START Provided data
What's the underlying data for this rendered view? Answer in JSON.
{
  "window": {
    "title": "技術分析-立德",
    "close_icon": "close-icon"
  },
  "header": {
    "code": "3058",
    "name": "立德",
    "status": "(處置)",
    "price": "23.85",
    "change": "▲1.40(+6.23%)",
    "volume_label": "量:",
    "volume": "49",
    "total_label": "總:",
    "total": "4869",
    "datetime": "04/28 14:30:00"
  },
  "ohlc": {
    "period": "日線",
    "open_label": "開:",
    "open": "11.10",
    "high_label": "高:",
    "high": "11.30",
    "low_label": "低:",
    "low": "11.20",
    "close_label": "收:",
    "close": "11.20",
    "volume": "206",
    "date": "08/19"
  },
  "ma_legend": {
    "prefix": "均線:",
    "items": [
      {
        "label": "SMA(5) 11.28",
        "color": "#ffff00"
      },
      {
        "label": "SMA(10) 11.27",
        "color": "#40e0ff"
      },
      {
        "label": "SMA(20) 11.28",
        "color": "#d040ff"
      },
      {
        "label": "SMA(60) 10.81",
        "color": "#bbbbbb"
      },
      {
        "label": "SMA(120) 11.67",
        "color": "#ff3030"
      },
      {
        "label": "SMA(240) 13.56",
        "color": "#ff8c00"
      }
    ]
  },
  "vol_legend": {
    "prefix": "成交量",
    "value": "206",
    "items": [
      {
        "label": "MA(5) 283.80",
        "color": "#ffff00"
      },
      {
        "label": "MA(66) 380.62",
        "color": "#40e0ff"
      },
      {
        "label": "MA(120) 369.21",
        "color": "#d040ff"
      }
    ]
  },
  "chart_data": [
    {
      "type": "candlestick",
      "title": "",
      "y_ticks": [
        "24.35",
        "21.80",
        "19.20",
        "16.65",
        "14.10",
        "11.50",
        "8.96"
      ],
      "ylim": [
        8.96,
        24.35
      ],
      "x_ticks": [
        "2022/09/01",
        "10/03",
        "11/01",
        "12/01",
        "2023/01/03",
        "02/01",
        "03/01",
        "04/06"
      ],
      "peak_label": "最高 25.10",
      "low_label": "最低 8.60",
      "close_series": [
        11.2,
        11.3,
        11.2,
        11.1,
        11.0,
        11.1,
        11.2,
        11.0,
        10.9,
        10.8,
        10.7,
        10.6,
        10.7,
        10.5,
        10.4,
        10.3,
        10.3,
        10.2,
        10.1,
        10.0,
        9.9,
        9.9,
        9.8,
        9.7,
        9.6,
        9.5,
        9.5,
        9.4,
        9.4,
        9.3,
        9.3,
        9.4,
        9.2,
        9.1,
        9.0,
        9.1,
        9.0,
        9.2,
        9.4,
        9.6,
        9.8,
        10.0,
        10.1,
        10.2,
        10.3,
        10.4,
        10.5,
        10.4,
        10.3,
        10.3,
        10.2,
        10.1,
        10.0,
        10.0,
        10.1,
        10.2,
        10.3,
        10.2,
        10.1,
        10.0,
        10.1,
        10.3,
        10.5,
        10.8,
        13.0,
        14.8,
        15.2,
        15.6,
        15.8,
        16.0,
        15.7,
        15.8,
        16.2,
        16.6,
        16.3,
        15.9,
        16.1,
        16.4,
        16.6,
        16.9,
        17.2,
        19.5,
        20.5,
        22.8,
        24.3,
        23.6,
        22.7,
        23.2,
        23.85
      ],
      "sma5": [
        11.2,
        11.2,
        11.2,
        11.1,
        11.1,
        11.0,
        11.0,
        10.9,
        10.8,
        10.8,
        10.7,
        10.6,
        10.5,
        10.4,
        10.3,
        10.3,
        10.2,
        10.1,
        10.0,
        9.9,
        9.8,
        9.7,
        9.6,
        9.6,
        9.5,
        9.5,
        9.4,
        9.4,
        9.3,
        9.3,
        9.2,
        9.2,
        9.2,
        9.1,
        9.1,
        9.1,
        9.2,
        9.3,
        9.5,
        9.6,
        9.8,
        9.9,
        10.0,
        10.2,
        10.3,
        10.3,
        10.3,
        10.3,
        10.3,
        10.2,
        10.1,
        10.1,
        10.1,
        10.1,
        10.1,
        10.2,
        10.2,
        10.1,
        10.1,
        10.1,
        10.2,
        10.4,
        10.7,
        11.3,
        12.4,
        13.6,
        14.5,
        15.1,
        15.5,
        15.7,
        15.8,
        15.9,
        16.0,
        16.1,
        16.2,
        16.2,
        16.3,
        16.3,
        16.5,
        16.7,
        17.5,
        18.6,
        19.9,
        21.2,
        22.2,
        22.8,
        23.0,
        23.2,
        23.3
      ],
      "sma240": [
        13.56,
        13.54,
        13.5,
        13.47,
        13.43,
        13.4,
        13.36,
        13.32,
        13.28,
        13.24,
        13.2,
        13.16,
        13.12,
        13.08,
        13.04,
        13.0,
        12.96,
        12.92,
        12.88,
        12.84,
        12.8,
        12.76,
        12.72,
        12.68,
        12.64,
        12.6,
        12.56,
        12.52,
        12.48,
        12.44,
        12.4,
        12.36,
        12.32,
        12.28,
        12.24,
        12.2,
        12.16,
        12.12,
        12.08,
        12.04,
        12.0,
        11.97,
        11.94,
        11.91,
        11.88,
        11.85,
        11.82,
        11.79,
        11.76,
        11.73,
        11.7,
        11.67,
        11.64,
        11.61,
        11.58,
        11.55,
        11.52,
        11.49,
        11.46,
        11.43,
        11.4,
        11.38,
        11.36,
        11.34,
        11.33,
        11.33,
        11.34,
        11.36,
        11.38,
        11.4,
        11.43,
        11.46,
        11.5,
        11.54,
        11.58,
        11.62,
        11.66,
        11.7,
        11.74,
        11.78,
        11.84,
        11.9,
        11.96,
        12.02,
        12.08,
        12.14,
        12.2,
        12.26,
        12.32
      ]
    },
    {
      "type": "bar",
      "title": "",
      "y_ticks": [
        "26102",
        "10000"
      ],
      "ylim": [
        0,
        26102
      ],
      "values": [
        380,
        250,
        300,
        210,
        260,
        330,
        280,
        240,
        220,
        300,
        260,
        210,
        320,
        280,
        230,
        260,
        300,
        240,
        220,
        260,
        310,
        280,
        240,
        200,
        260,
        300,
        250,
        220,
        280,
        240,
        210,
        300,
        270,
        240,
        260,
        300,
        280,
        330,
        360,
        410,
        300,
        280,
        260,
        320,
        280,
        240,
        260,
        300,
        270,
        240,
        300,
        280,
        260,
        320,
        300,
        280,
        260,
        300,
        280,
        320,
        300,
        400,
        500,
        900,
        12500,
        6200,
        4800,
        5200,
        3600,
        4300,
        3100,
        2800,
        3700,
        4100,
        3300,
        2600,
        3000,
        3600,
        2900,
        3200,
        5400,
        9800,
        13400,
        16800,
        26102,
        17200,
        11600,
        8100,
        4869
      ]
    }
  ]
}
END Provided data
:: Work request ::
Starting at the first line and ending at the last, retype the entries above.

:: Expected output ::
What's the underlying data for this rendered view? Answer in JSON.
{
  "window": {
    "title": "技術分析-立德",
    "close_icon": "close-icon"
  },
  "header": {
    "code": "3058",
    "name": "立德",
    "status": "(處置)",
    "price": "23.85",
    "change": "▲1.40(+6.23%)",
    "volume_label": "量:",
    "volume": "49",
    "total_label": "總:",
    "total": "4869",
    "datetime": "04/28 14:30:00"
  },
  "ohlc": {
    "period": "日線",
    "open_label": "開:",
    "open": "11.10",
    "high_label": "高:",
    "high": "11.30",
    "low_label": "低:",
    "low": "11.20",
    "close_label": "收:",
    "close": "11.20",
    "volume": "206",
    "date": "08/19"
  },
  "ma_legend": {
    "prefix": "均線:",
    "items": [
      {
        "label": "SMA(5) 11.28",
        "color": "#ffff00"
      },
      {
        "label": "SMA(10) 11.27",
        "color": "#40e0ff"
      },
      {
        "label": "SMA(20) 11.28",
        "color": "#d040ff"
      },
      {
        "label": "SMA(60) 10.81",
        "color": "#bbbbbb"
      },
      {
        "label": "SMA(120) 11.67",
        "color": "#ff3030"
      },
      {
        "label": "SMA(240) 13.56",
        "color": "#ff8c00"
      }
    ]
  },
  "vol_legend": {
    "prefix": "成交量",
    "value": "206",
    "items": [
      {
        "label": "MA(5) 283.80",
        "color": "#ffff00"
      },
      {
        "label": "MA(66) 380.62",
        "color": "#40e0ff"
      },
      {
        "label": "MA(120) 369.21",
        "color": "#d040ff"
      }
    ]
  },
  "chart_data": [
    {
      "type": "candlestick",
      "title": "",
      "y_ticks": [
        "24.35",
        "21.80",
        "19.20",
        "16.65",
        "14.10",
        "11.50",
        "8.96"
      ],
      "ylim": [
        8.96,
        24.35
      ],
      "x_ticks": [
        "2022/09/01",
        "10/03",
        "11/01",
        "12/01",
        "2023/01/03",
        "02/01",
        "03/01",
        "04/06"
      ],
      "peak_label": "最高 25.10",
      "low_label": "最低 8.60",
      "close_series": [
        11.2,
        11.3,
        11.2,
        11.1,
        11.0,
        11.1,
        11.2,
        11.0,
        10.9,
        10.8,
        10.7,
        10.6,
        10.7,
        10.5,
        10.4,
        10.3,
        10.3,
        10.2,
        10.1,
        10.0,
        9.9,
        9.9,
        9.8,
        9.7,
        9.6,
        9.5,
        9.5,
        9.4,
        9.4,
        9.3,
        9.3,
        9.4,
        9.2,
        9.1,
        9.0,
        9.1,
        9.0,
        9.2,
        9.4,
        9.6,
        9.8,
        10.0,
        10.1,
        10.2,
        10.3,
        10.4,
        10.5,
        10.4,
        10.3,
        10.3,
        10.2,
        10.1,
        10.0,
        10.0,
        10.1,
        10.2,
        10.3,
        10.2,
        10.1,
        10.0,
        10.1,
        10.3,
        10.5,
        10.8,
        13.0,
        14.8,
        15.2,
        15.6,
        15.8,
        16.0,
        15.7,
        15.8,
        16.2,
        16.6,
        16.3,
        15.9,
        16.1,
        16.4,
        16.6,
        16.9,
        17.2,
        19.5,
        20.5,
        22.8,
        24.3,
        23.6,
        22.7,
        23.2,
        23.85
      ],
      "sma5": [
        11.2,
        11.2,
        11.2,
        11.1,
        11.1,
        11.0,
        11.0,
        10.9,
        10.8,
        10.8,
        10.7,
        10.6,
        10.5,
        10.4,
        10.3,
        10.3,
        10.2,
        10.1,
        10.0,
        9.9,
        9.8,
        9.7,
        9.6,
        9.6,
        9.5,
        9.5,
        9.4,
        9.4,
        9.3,
        9.3,
        9.2,
        9.2,
        9.2,
        9.1,
        9.1,
        9.1,
        9.2,
        9.3,
        9.5,
        9.6,
        9.8,
        9.9,
        10.0,
        10.2,
        10.3,
        10.3,
        10.3,
        10.3,
        10.3,
        10.2,
        10.1,
        10.1,
        10.1,
        10.1,
        10.1,
        10.2,
        10.2,
        10.1,
        10.1,
        10.1,
        10.2,
        10.4,
        10.7,
        11.3,
        12.4,
        13.6,
        14.5,
        15.1,
        15.5,
        15.7,
        15.8,
        15.9,
        16.0,
        16.1,
        16.2,
        16.2,
        16.3,
        16.3,
        16.5,
        16.7,
        17.5,
        18.6,
        19.9,
        21.2,
        22.2,
        22.8,
        23.0,
        23.2,
        23.3
      ],
      "sma240": [
        13.56,
        13.54,
        13.5,
        13.47,
        13.43,
        13.4,
        13.36,
        13.32,
        13.28,
        13.24,
        13.2,
        13.16,
        13.12,
        13.08,
        13.04,
        13.0,
        12.96,
        12.92,
        12.88,
        12.84,
        12.8,
        12.76,
        12.72,
        12.68,
        12.64,
        12.6,
        12.56,
        12.52,
        12.48,
        12.44,
        12.4,
        12.36,
        12.32,
        12.28,
        12.24,
        12.2,
        12.16,
        12.12,
        12.08,
        12.04,
        12.0,
        11.97,
        11.94,
        11.91,
        11.88,
        11.85,
        11.82,
        11.79,
        11.76,
        11.73,
        11.7,
        11.67,
        11.64,
        11.61,
        11.58,
        11.55,
        11.52,
        11.49,
        11.46,
        11.43,
        11.4,
        11.38,
        11.36,
        11.34,
        11.33,
        11.33,
        11.34,
        11.36,
        11.38,
        11.4,
        11.43,
        11.46,
        11.5,
        11.54,
        11.58,
        11.62,
        11.66,
        11.7,
        11.74,
        11.78,
        11.84,
        11.9,
        11.96,
        12.02,
        12.08,
        12.14,
        12.2,
        12.26,
        12.32
      ]
    },
    {
      "type": "bar",
      "title": "",
      "y_ticks": [
        "26102",
        "10000"
      ],
      "ylim": [
        0,
        26102
      ],
      "values": [
        380,
        250,
        300,
        210,
        260,
        330,
        280,
        240,
        220,
        300,
        260,
        210,
        320,
        280,
        230,
        260,
        300,
        240,
        220,
        260,
        310,
        280,
        240,
        200,
        260,
        300,
        250,
        220,
        280,
        240,
        210,
        300,
        270,
        240,
        260,
        300,
        280,
        330,
        360,
        410,
        300,
        280,
        260,
        320,
        280,
        240,
        260,
        300,
        270,
        240,
        300,
        280,
        260,
        320,
        300,
        280,
        260,
        300,
        280,
        320,
        300,
        400,
        500,
        900,
        12500,
        6200,
        4800,
        5200,
        3600,
        4300,
        3100,
        2800,
        3700,
        4100,
        3300,
        2600,
        3000,
        3600,
        2900,
        3200,
        5400,
        9800,
        13400,
        16800,
        26102,
        17200,
        11600,
        8100,
        4869
      ]
    }
  ]
}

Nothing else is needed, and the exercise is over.